Are the Flyers a Playoff Team?

As the fourth season of Ron Hextall’s tenure as Philadelphia Flyers GM approaches, even the most patient fans have to be wondering when the team will reemerge as a perennial playoff contender. Hakstol himself called the playoffs a “clear expectation” in a recent radio interview with Zach Gelb on 920 The Jersey. Despite their ever-improving blue line (and because of the usual mediocre goalie situation), they’ll need the offense to step up if they’re going to turn that corner in 2017-18.

Offensive Struggles

Ron Hextall (Amy Irvin / The Hockey Writers)

The Flyers’ offense hasn’t been this weak since the disastrous 2006-07 season, when they scored 213 goals. Hextall’s Flyers have yet to score more than 212, ranking no higher than 21st in that category. That’s a far cry from the days of Paul Holmgren. During his seven full seasons as GM, from 2007-08 through 2013-14, his teams ranked at least ninth in goals scored and as high as second. (And that year, 2011-12, was the first after the Mike Richards and Jeff Carter trades.) In fact, during that span, only the Blackhawks, Penguins and Capitals totaled more goals.

Why is offense so important for this Flyers team? Last year, they lost 43 games. Not counting empty-net goals, 23 of those losses were by one goal. But they finished the season just four games out of a playoff spot. As few as four more well-timed goals in some of those losses could’ve landed the Flyers in the postseason. Given the Flyers’ promising defense and future potential in net, a more potent offense could set them up for sustained success. Whether that starts this year will depend on a few critical factors.

Leaders Need to Lead

Most importantly (and most obviously), the Flyers need bounce-back seasons from both Claude Giroux and Jakub Voracek.

Claude Giroux, Jakub Voracek, NHL, Philadelphia Flyers, Hockey
The Flyers will lean heavily on Giroux and Voracek in 2017-18. (Amy Irvin / The Hockey Writers)

If Giroux stays healthy—and if his struggles last year really were the aftereffects of offseason surgery—he should look more like the guy who scored 93 points in 2011-12. The influx of puck-moving defenseman should also be a big help in that regard. And if Giroux, a playmaker, regains his old form, look for Voracek to benefit as well.

The Flyers can’t rely on just one line, though. Aside from Giroux and Voracek, Wayne Simmonds can be counted on to put up his usual 25 to 30 goals. But who will make up for the 25 goals Brayden Schenn scored last year?
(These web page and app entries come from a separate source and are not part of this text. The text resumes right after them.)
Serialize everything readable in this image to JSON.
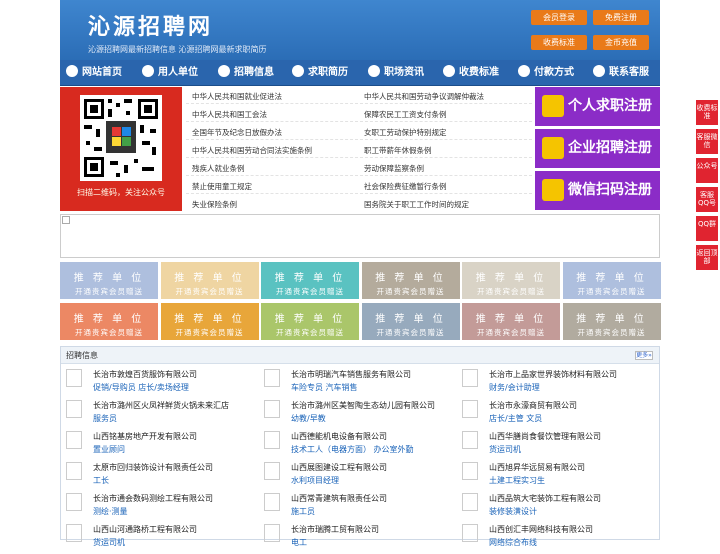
{
  "site": {
    "logo": "沁源招聘网",
    "slogan": "沁源招聘网最新招聘信息 沁源招聘网最新求职简历"
  },
  "header_buttons": [
    {
      "label": "会员登录"
    },
    {
      "label": "免费注册"
    },
    {
      "label": "收费标准"
    },
    {
      "label": "金币充值"
    }
  ],
  "nav": [
    {
      "label": "网站首页",
      "icon": "home-icon"
    },
    {
      "label": "用人单位",
      "icon": "building-icon"
    },
    {
      "label": "招聘信息",
      "icon": "megaphone-icon"
    },
    {
      "label": "求职简历",
      "icon": "resume-icon"
    },
    {
      "label": "职场资讯",
      "icon": "news-icon"
    },
    {
      "label": "收费标准",
      "icon": "coin-icon"
    },
    {
      "label": "付款方式",
      "icon": "payment-icon"
    },
    {
      "label": "联系客服",
      "icon": "phone-icon"
    }
  ],
  "qr": {
    "caption": "扫描二维码，关注公众号"
  },
  "laws": {
    "left": [
      "中华人民共和国就业促进法",
      "中华人民共和国工会法",
      "全国年节及纪念日放假办法",
      "中华人民共和国劳动合同法实施条例",
      "残疾人就业条例",
      "禁止使用童工规定",
      "失业保险条例"
    ],
    "right": [
      "中华人民共和国劳动争议调解仲裁法",
      "保障农民工工资支付条例",
      "女职工劳动保护特别规定",
      "职工带薪年休假条例",
      "劳动保障监察条例",
      "社会保险费征缴暂行条例",
      "国务院关于职工工作时间的规定"
    ]
  },
  "register": [
    {
      "label": "个人求职注册",
      "icon": "person-icon"
    },
    {
      "label": "企业招聘注册",
      "icon": "company-icon"
    },
    {
      "label": "微信扫码注册",
      "icon": "wechat-icon"
    }
  ],
  "recommend": {
    "title": "推 荐 单 位",
    "sub": "开通贵宾会员赠送",
    "colors": [
      "#aebfde",
      "#efd5a2",
      "#5ac2c1",
      "#b4ab9c",
      "#d9d3c6",
      "#aebfde",
      "#ec8864",
      "#e8a63a",
      "#aac66a",
      "#97aabd",
      "#c39b98",
      "#b1ab9f"
    ]
  },
  "jobs": {
    "title": "招聘信息",
    "more": "更多»",
    "items": [
      {
        "company": "长治市敦煌百货服饰有限公司",
        "post": "促销/导购员 店长/卖场经理"
      },
      {
        "company": "长治市明瑞汽车销售服务有限公司",
        "post": "车险专员 汽车销售"
      },
      {
        "company": "长治市上品家世界装饰材料有限公司",
        "post": "财务/会计助理"
      },
      {
        "company": "长治市潞州区火凤祥鲜货火锅未来汇店",
        "post": "服务员"
      },
      {
        "company": "长治市潞州区美智陶生态幼儿园有限公司",
        "post": "幼教/早教"
      },
      {
        "company": "长治市永濠商贸有限公司",
        "post": "店长/主管 文员"
      },
      {
        "company": "山西铭基房地产开发有限公司",
        "post": "置业顾问"
      },
      {
        "company": "山西德能机电设备有限公司",
        "post": "技术工人（电器方面） 办公室外勤"
      },
      {
        "company": "山西华膳尚食餐饮管理有限公司",
        "post": "货运司机"
      },
      {
        "company": "太原市回归装饰设计有限责任公司",
        "post": "工长"
      },
      {
        "company": "山西展图建设工程有限公司",
        "post": "水利项目经理"
      },
      {
        "company": "山西旭昇华远贸易有限公司",
        "post": "土建工程实习生"
      },
      {
        "company": "长治市通会数码测绘工程有限公司",
        "post": "测绘·测量"
      },
      {
        "company": "山西常青建筑有限责任公司",
        "post": "施工员"
      },
      {
        "company": "山西品筑大宅装饰工程有限公司",
        "post": "装修装潢设计"
      },
      {
        "company": "山西山河通路桥工程有限公司",
        "post": "货运司机"
      },
      {
        "company": "长治市瑞腾工贸有限公司",
        "post": "电工"
      },
      {
        "company": "山西创汇丰网络科技有限公司",
        "post": "网络综合布线"
      }
    ]
  },
  "side": [
    {
      "label": "收费标准"
    },
    {
      "label": "客服微信"
    },
    {
      "label": "公众号"
    },
    {
      "label": "客服QQ号"
    },
    {
      "label": "QQ群"
    },
    {
      "label": "返回顶部"
    }
  ]
}
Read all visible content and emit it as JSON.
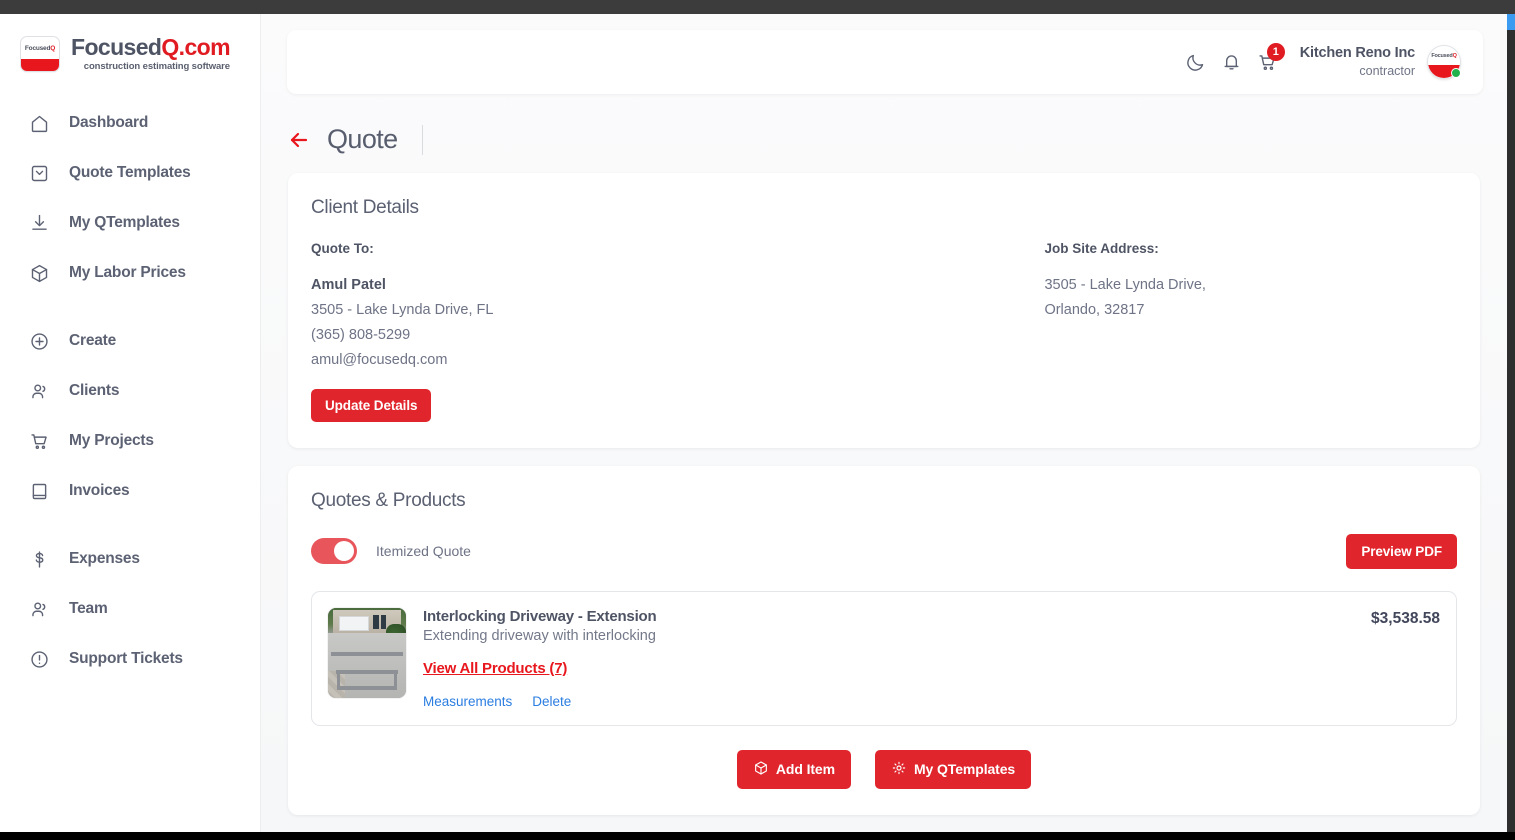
{
  "brand": {
    "logo_main_dark": "Focused",
    "logo_main_red": "Q.com",
    "logo_tagline": "construction estimating software",
    "logo_mark_dark": "Focused",
    "logo_mark_red": "Q",
    "accent_red": "#e0262c",
    "link_blue": "#2a7de1",
    "toggle_red": "#e8565c"
  },
  "sidebar": {
    "items": [
      {
        "label": "Dashboard",
        "icon": "home-icon"
      },
      {
        "label": "Quote Templates",
        "icon": "briefcase-icon"
      },
      {
        "label": "My QTemplates",
        "icon": "download-icon"
      },
      {
        "label": "My Labor Prices",
        "icon": "box-icon"
      },
      {
        "label": "Create",
        "icon": "plus-circle-icon"
      },
      {
        "label": "Clients",
        "icon": "users-icon"
      },
      {
        "label": "My Projects",
        "icon": "cart-icon"
      },
      {
        "label": "Invoices",
        "icon": "book-icon"
      },
      {
        "label": "Expenses",
        "icon": "dollar-icon"
      },
      {
        "label": "Team",
        "icon": "users-icon"
      },
      {
        "label": "Support Tickets",
        "icon": "alert-circle-icon"
      }
    ]
  },
  "topbar": {
    "dark_mode_icon": "moon-icon",
    "notifications_icon": "bell-icon",
    "cart_icon": "cart-icon",
    "cart_badge": "1",
    "company": "Kitchen Reno Inc",
    "role": "contractor",
    "avatar_text_dark": "Focused",
    "avatar_text_red": "Q",
    "status": "online"
  },
  "page": {
    "back_icon": "arrow-left-icon",
    "title": "Quote"
  },
  "client_details": {
    "title": "Client Details",
    "quote_to_label": "Quote To:",
    "name": "Amul Patel",
    "address": "3505 - Lake Lynda Drive, FL",
    "phone": "(365) 808-5299",
    "email": "amul@focusedq.com",
    "update_button": "Update Details",
    "job_site_label": "Job Site Address:",
    "job_site_line1": "3505 - Lake Lynda Drive,",
    "job_site_line2": "Orlando, 32817"
  },
  "quotes_products": {
    "title": "Quotes & Products",
    "itemized_label": "Itemized Quote",
    "itemized_on": true,
    "preview_button": "Preview PDF",
    "items": [
      {
        "title": "Interlocking Driveway - Extension",
        "description": "Extending driveway with interlocking",
        "view_all_link": "View All Products (7)",
        "measurements_link": "Measurements",
        "delete_link": "Delete",
        "price": "$3,538.58",
        "thumbnail": "driveway-photo"
      }
    ],
    "add_item_button": "Add Item",
    "add_item_icon": "box-icon",
    "my_qtemplates_button": "My QTemplates",
    "my_qtemplates_icon": "gear-icon"
  }
}
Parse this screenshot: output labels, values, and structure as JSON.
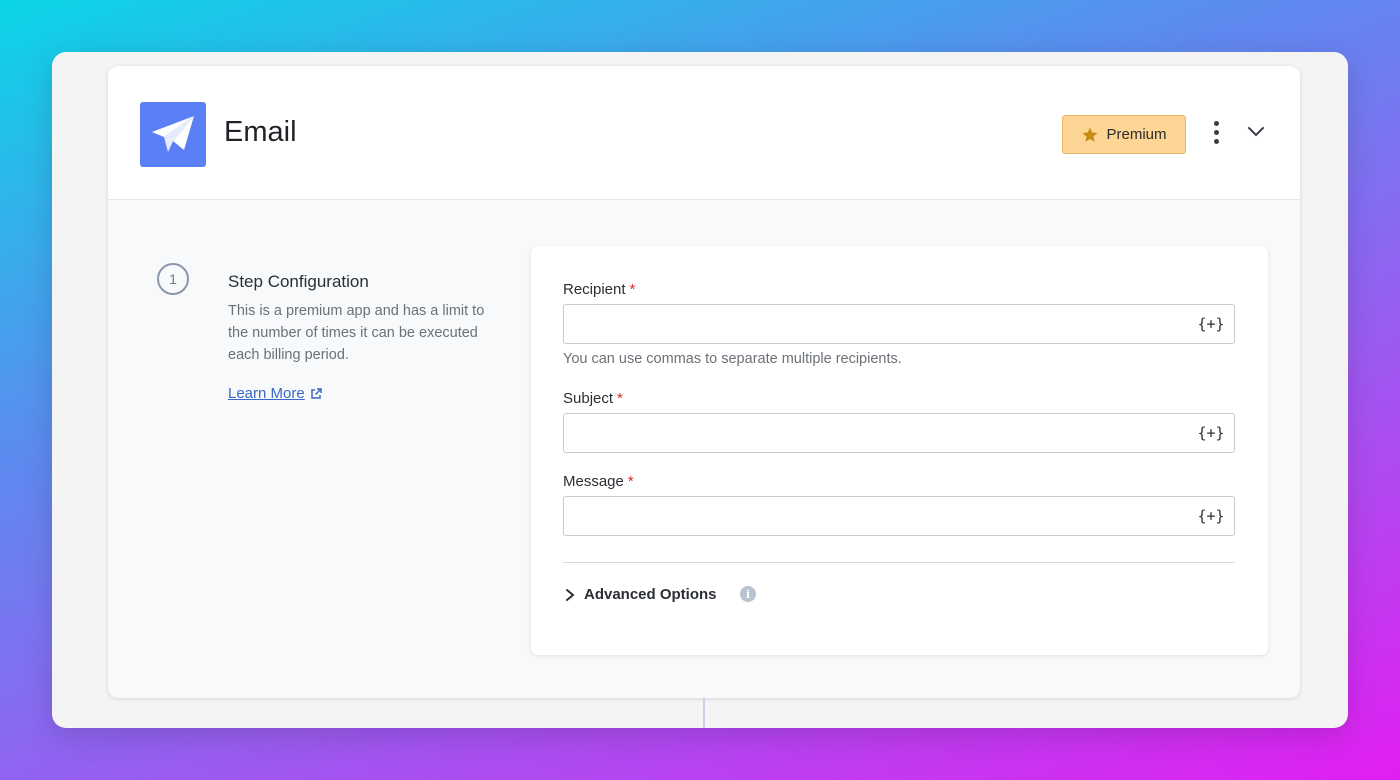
{
  "app": {
    "title": "Email",
    "icon": "paper-plane-icon",
    "brand_color": "#5b80f5"
  },
  "header": {
    "premium_label": "Premium",
    "premium_icon": "star-icon",
    "more_icon": "kebab-menu-icon",
    "collapse_icon": "chevron-down-icon"
  },
  "step": {
    "number": "1",
    "title": "Step Configuration",
    "description": "This is a premium app and has a limit to the number of times it can be executed each billing period.",
    "learn_more": "Learn More"
  },
  "form": {
    "recipient": {
      "label": "Recipient",
      "required": "*",
      "value": "",
      "var_button": "{+}",
      "help": "You can use commas to separate multiple recipients."
    },
    "subject": {
      "label": "Subject",
      "required": "*",
      "value": "",
      "var_button": "{+}"
    },
    "message": {
      "label": "Message",
      "required": "*",
      "value": "",
      "var_button": "{+}"
    },
    "advanced_label": "Advanced Options",
    "info_glyph": "i"
  }
}
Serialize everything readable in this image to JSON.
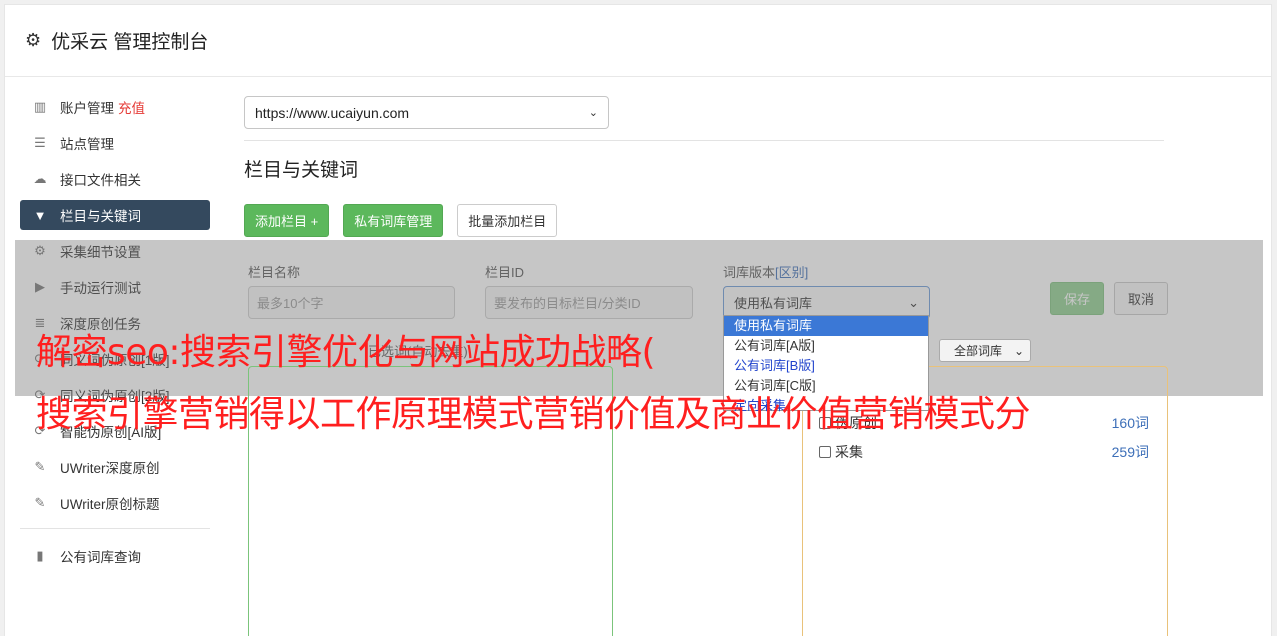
{
  "header": {
    "title": "优采云 管理控制台",
    "icon": "gear-icon"
  },
  "sidebar": {
    "items": [
      {
        "label": "账户管理",
        "extra": "充值",
        "icon": "bar-chart-icon"
      },
      {
        "label": "站点管理",
        "icon": "server-icon"
      },
      {
        "label": "接口文件相关",
        "icon": "cloud-upload-icon"
      },
      {
        "label": "栏目与关键词",
        "icon": "filter-icon",
        "active": true
      },
      {
        "label": "采集细节设置",
        "icon": "cogs-icon"
      },
      {
        "label": "手动运行测试",
        "icon": "play-circle-icon"
      },
      {
        "label": "深度原创任务",
        "icon": "list-icon"
      },
      {
        "label": "同义词伪原创[1版]",
        "icon": "refresh-icon"
      },
      {
        "label": "同义词伪原创[2版]",
        "icon": "refresh-icon"
      },
      {
        "label": "智能伪原创[AI版]",
        "icon": "refresh-icon"
      },
      {
        "label": "UWriter深度原创",
        "icon": "edit-icon"
      },
      {
        "label": "UWriter原创标题",
        "icon": "edit-icon"
      }
    ],
    "bottom_items": [
      {
        "label": "公有词库查询",
        "icon": "book-icon"
      }
    ]
  },
  "main": {
    "site_select": {
      "value": "https://www.ucaiyun.com"
    },
    "section_title": "栏目与关键词",
    "buttons": {
      "add_column": "添加栏目 +",
      "private_lib": "私有词库管理",
      "batch_add": "批量添加栏目"
    },
    "form": {
      "name_label": "栏目名称",
      "name_placeholder": "最多10个字",
      "id_label": "栏目ID",
      "id_placeholder": "要发布的目标栏目/分类ID",
      "lib_label": "词库版本",
      "lib_label_link": "[区别]",
      "lib_value": "使用私有词库",
      "save": "保存",
      "cancel": "取消"
    },
    "dropdown_options": [
      "使用私有词库",
      "公有词库[A版]",
      "公有词库[B版]",
      "公有词库[C版]",
      "定向采集"
    ],
    "sub_hint": "已选词(自动去重)",
    "lib_filter": "全部词库",
    "right_panel": [
      {
        "label": "伪原创",
        "count": "160词"
      },
      {
        "label": "采集",
        "count": "259词"
      }
    ]
  },
  "banner": {
    "line1": "解密seo:搜索引擎优化与网站成功战略(",
    "line2": "搜索引擎营销得以工作原理模式营销价值及商业价值营销模式分"
  }
}
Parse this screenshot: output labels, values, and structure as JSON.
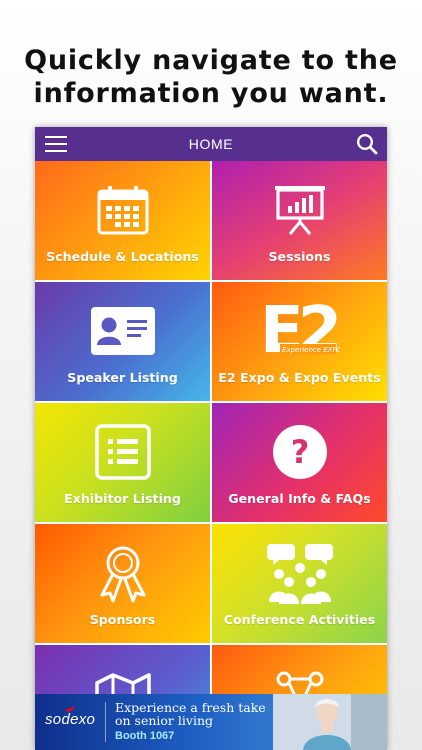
{
  "headline": {
    "line1": "Quickly navigate to the",
    "line2": "information you want."
  },
  "navbar": {
    "title": "HOME",
    "menu_icon": "hamburger-menu-icon",
    "search_icon": "search-icon",
    "color": "#57308f"
  },
  "tiles": [
    {
      "label": "Schedule & Locations",
      "icon": "calendar-icon"
    },
    {
      "label": "Sessions",
      "icon": "presentation-board-icon"
    },
    {
      "label": "Speaker Listing",
      "icon": "id-card-icon"
    },
    {
      "label": "E2 Expo & Expo Events",
      "icon": "e2-expo-logo",
      "logo_text": "E2",
      "logo_subtext": "Experience EXPO"
    },
    {
      "label": "Exhibitor Listing",
      "icon": "list-icon"
    },
    {
      "label": "General Info & FAQs",
      "icon": "question-icon"
    },
    {
      "label": "Sponsors",
      "icon": "award-ribbon-icon"
    },
    {
      "label": "Conference Activities",
      "icon": "people-chat-icon"
    },
    {
      "label": "",
      "icon": "map-icon"
    },
    {
      "label": "",
      "icon": "network-icon"
    }
  ],
  "ad": {
    "brand": "sodexo",
    "headline": "Experience a fresh take on senior living",
    "booth": "Booth 1067"
  }
}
Youth Movement

It’s unlikely that any one player will fill that void next season, but second overall pick Nolan Patrick could go a long way toward replacing that lost production in 2018.

Nolan Patrick
Nolan Patrick (Amy Irvin / The Hockey Writers)

It’s far from a given, but everyone has high expectations for the rookie. He’ll have every opportunity to make the team, but it’s hard to project rookie performances. Luckily, Patrick is joining a team that won’t depend entirely on him for its success—a luxury not all second overall picks enjoy.

Another player with high expectations is Travis Konecny. With Schenn gone, those fans who were clamoring for Hakstol to give Konecny more minutes will likely get their wish this year. Hakstol mentioned him as well during his interview, calling him an obvious candidate to eat up some of the ice time that has opened up because of the Schenn trade.

Photo: Amy Irvin / The Hockey Writers

Matt Read and Michael Raffl have both had 20-goal seasons in Philly, but those numbers now look like anomalies. Jordan Weal, though, showed some promise, scoring eight goals in just 23 games.

Jordan Weal (Amy Irvin / The Hockey Writers)

It’s too small a sample size to draw any meaningful conclusions from, but the potential is there. Hakstol said in that same interview that Weal is clearly “hungry to get better.”

Replacing Schenn’s lost production next year won’t be easy. Some guys are bound to drop off a bit statistically, but if enough of these dominoes fall the right way, the 2017-18 season could be a significant step forward for the Flyers.